(Data about app and page elements)
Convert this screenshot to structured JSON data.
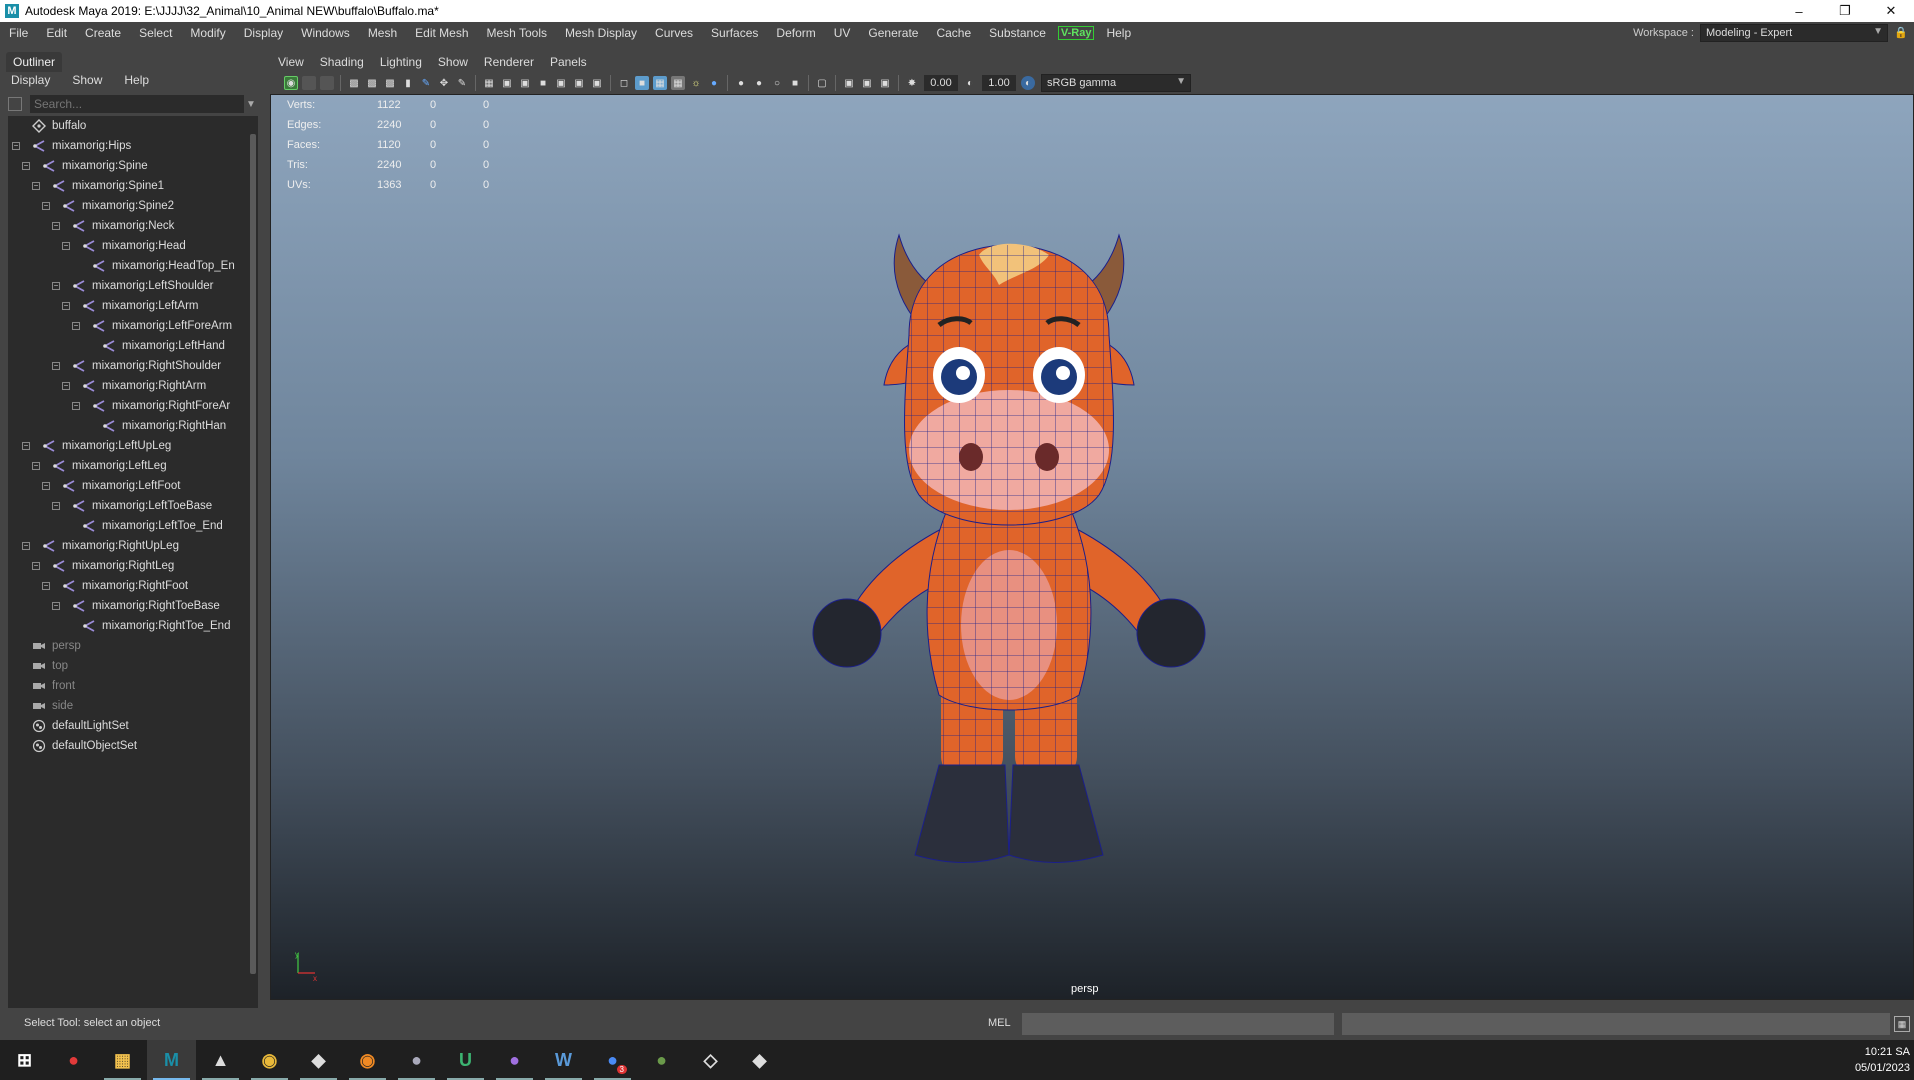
{
  "window": {
    "title": "Autodesk Maya 2019: E:\\JJJJ\\32_Animal\\10_Animal NEW\\buffalo\\Buffalo.ma*",
    "app_icon_letter": "M"
  },
  "menubar": {
    "items": [
      "File",
      "Edit",
      "Create",
      "Select",
      "Modify",
      "Display",
      "Windows",
      "Mesh",
      "Edit Mesh",
      "Mesh Tools",
      "Mesh Display",
      "Curves",
      "Surfaces",
      "Deform",
      "UV",
      "Generate",
      "Cache",
      "Substance"
    ],
    "vray": "V-Ray",
    "help": "Help"
  },
  "workspace": {
    "label": "Workspace :",
    "value": "Modeling - Expert"
  },
  "outliner": {
    "tab": "Outliner",
    "menu": [
      "Display",
      "Show",
      "Help"
    ],
    "search_placeholder": "Search...",
    "tree": [
      {
        "label": "buffalo",
        "type": "transform",
        "depth": 0,
        "exp": ""
      },
      {
        "label": "mixamorig:Hips",
        "type": "joint",
        "depth": 0,
        "exp": "−"
      },
      {
        "label": "mixamorig:Spine",
        "type": "joint",
        "depth": 1,
        "exp": "−"
      },
      {
        "label": "mixamorig:Spine1",
        "type": "joint",
        "depth": 2,
        "exp": "−"
      },
      {
        "label": "mixamorig:Spine2",
        "type": "joint",
        "depth": 3,
        "exp": "−"
      },
      {
        "label": "mixamorig:Neck",
        "type": "joint",
        "depth": 4,
        "exp": "−"
      },
      {
        "label": "mixamorig:Head",
        "type": "joint",
        "depth": 5,
        "exp": "−"
      },
      {
        "label": "mixamorig:HeadTop_En",
        "type": "joint",
        "depth": 6,
        "exp": ""
      },
      {
        "label": "mixamorig:LeftShoulder",
        "type": "joint",
        "depth": 4,
        "exp": "−"
      },
      {
        "label": "mixamorig:LeftArm",
        "type": "joint",
        "depth": 5,
        "exp": "−"
      },
      {
        "label": "mixamorig:LeftForeArm",
        "type": "joint",
        "depth": 6,
        "exp": "−"
      },
      {
        "label": "mixamorig:LeftHand",
        "type": "joint",
        "depth": 7,
        "exp": ""
      },
      {
        "label": "mixamorig:RightShoulder",
        "type": "joint",
        "depth": 4,
        "exp": "−"
      },
      {
        "label": "mixamorig:RightArm",
        "type": "joint",
        "depth": 5,
        "exp": "−"
      },
      {
        "label": "mixamorig:RightForeAr",
        "type": "joint",
        "depth": 6,
        "exp": "−"
      },
      {
        "label": "mixamorig:RightHan",
        "type": "joint",
        "depth": 7,
        "exp": ""
      },
      {
        "label": "mixamorig:LeftUpLeg",
        "type": "joint",
        "depth": 1,
        "exp": "−"
      },
      {
        "label": "mixamorig:LeftLeg",
        "type": "joint",
        "depth": 2,
        "exp": "−"
      },
      {
        "label": "mixamorig:LeftFoot",
        "type": "joint",
        "depth": 3,
        "exp": "−"
      },
      {
        "label": "mixamorig:LeftToeBase",
        "type": "joint",
        "depth": 4,
        "exp": "−"
      },
      {
        "label": "mixamorig:LeftToe_End",
        "type": "joint",
        "depth": 5,
        "exp": ""
      },
      {
        "label": "mixamorig:RightUpLeg",
        "type": "joint",
        "depth": 1,
        "exp": "−"
      },
      {
        "label": "mixamorig:RightLeg",
        "type": "joint",
        "depth": 2,
        "exp": "−"
      },
      {
        "label": "mixamorig:RightFoot",
        "type": "joint",
        "depth": 3,
        "exp": "−"
      },
      {
        "label": "mixamorig:RightToeBase",
        "type": "joint",
        "depth": 4,
        "exp": "−"
      },
      {
        "label": "mixamorig:RightToe_End",
        "type": "joint",
        "depth": 5,
        "exp": ""
      },
      {
        "label": "persp",
        "type": "camera",
        "depth": 0,
        "exp": "",
        "dim": true
      },
      {
        "label": "top",
        "type": "camera",
        "depth": 0,
        "exp": "",
        "dim": true
      },
      {
        "label": "front",
        "type": "camera",
        "depth": 0,
        "exp": "",
        "dim": true
      },
      {
        "label": "side",
        "type": "camera",
        "depth": 0,
        "exp": "",
        "dim": true
      },
      {
        "label": "defaultLightSet",
        "type": "set",
        "depth": 0,
        "exp": ""
      },
      {
        "label": "defaultObjectSet",
        "type": "set",
        "depth": 0,
        "exp": ""
      }
    ]
  },
  "viewport": {
    "menu": [
      "View",
      "Shading",
      "Lighting",
      "Show",
      "Renderer",
      "Panels"
    ],
    "exposure": "0.00",
    "gamma": "1.00",
    "color_space": "sRGB gamma",
    "camera": "persp",
    "hud": [
      {
        "label": "Verts:",
        "values": [
          "1122",
          "0",
          "0"
        ]
      },
      {
        "label": "Edges:",
        "values": [
          "2240",
          "0",
          "0"
        ]
      },
      {
        "label": "Faces:",
        "values": [
          "1120",
          "0",
          "0"
        ]
      },
      {
        "label": "Tris:",
        "values": [
          "2240",
          "0",
          "0"
        ]
      },
      {
        "label": "UVs:",
        "values": [
          "1363",
          "0",
          "0"
        ]
      }
    ],
    "axis_y": "y",
    "axis_x": "x"
  },
  "statusline": {
    "help": "Select Tool: select an object",
    "mel": "MEL"
  },
  "taskbar": {
    "apps": [
      "start",
      "sketchbook",
      "file-explorer",
      "maya",
      "photo-app",
      "chrome",
      "unity",
      "blender",
      "substance",
      "upwork",
      "github",
      "w-app",
      "chat",
      "cinema",
      "unity-hub",
      "unity-editor"
    ],
    "badge": "3",
    "time": "10:21 SA",
    "date": "05/01/2023"
  },
  "colors": {
    "accent": "#5fe25f",
    "maya_blue": "#1a8fa8",
    "joint_icon": "#9b8bd8"
  }
}
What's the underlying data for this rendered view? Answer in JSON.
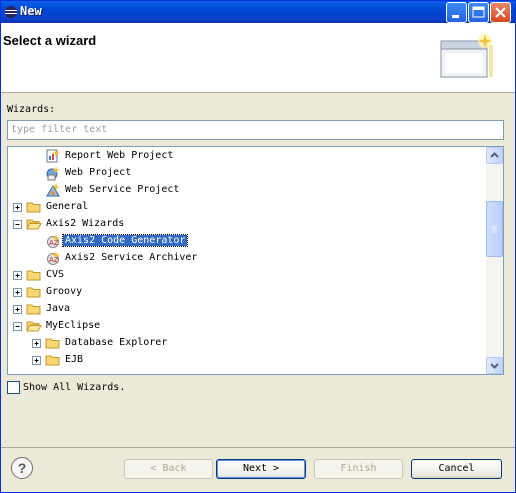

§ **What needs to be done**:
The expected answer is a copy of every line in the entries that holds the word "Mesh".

§ **Expected answer**:
      "Mesh",
      "Edit Mesh",
      "Mesh Tools",
      "Mesh Display",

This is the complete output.